Spot each line in the records below where the word "icon" occurs, then copy it.

********

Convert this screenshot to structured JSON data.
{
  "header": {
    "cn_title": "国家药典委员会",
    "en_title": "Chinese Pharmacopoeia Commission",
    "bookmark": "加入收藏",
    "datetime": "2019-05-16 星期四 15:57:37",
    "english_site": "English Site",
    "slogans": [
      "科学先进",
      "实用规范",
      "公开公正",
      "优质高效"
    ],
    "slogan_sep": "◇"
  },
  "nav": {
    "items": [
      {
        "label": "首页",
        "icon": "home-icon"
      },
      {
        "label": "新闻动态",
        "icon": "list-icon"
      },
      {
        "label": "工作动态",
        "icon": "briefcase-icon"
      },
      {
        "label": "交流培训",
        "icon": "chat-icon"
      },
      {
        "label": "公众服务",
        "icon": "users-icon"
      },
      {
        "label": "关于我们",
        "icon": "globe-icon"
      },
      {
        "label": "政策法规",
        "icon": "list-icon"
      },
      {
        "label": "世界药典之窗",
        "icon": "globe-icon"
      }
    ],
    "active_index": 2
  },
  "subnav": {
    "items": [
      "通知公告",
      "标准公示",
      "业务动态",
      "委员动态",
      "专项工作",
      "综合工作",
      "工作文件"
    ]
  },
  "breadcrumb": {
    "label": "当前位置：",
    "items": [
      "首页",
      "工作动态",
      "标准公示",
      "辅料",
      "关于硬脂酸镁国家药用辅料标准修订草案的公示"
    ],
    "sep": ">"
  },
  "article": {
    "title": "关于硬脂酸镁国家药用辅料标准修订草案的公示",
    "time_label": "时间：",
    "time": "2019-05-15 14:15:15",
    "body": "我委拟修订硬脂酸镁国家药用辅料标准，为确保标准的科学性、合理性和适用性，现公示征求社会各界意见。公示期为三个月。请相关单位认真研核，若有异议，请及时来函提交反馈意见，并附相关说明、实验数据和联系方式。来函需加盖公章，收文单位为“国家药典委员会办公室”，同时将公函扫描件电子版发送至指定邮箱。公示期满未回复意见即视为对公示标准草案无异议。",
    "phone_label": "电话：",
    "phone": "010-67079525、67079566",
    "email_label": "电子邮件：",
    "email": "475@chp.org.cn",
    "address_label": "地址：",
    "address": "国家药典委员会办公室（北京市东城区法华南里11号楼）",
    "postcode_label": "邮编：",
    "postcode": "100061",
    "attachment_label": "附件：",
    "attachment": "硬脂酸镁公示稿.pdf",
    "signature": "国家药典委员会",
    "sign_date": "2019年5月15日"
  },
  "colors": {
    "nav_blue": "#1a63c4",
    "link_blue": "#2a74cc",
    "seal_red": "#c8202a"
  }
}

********

REPLY TO THE TASK
        "icon": "home-icon"
        "icon": "list-icon"
        "icon": "briefcase-icon"
        "icon": "chat-icon"
        "icon": "users-icon"
        "icon": "globe-icon"
        "icon": "list-icon"
        "icon": "globe-icon"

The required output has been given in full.